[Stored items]
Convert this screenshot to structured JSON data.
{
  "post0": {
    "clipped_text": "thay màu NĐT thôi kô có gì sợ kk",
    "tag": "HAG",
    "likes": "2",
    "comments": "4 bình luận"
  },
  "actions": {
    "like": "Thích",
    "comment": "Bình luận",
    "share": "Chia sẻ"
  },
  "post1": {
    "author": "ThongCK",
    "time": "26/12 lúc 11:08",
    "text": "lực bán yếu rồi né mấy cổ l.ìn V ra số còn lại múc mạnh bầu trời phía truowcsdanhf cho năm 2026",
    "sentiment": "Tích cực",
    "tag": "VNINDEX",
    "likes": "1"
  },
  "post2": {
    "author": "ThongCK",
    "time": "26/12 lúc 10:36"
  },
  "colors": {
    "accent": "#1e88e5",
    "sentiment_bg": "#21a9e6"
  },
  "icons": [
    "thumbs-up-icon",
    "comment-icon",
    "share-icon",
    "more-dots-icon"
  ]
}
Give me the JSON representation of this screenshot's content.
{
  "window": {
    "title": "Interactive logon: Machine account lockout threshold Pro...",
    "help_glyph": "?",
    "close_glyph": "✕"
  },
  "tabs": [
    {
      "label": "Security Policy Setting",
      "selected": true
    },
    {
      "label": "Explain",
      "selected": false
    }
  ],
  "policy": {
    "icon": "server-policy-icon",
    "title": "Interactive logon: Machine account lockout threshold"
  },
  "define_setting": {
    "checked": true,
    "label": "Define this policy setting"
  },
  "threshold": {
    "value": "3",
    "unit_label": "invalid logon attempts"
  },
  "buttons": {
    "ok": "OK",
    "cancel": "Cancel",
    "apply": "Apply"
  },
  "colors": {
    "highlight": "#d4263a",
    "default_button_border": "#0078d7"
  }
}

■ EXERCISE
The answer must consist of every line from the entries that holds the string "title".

■ RESULT BELOW
    "title": "Interactive logon: Machine account lockout threshold Pro...",
    "title": "Interactive logon: Machine account lockout threshold"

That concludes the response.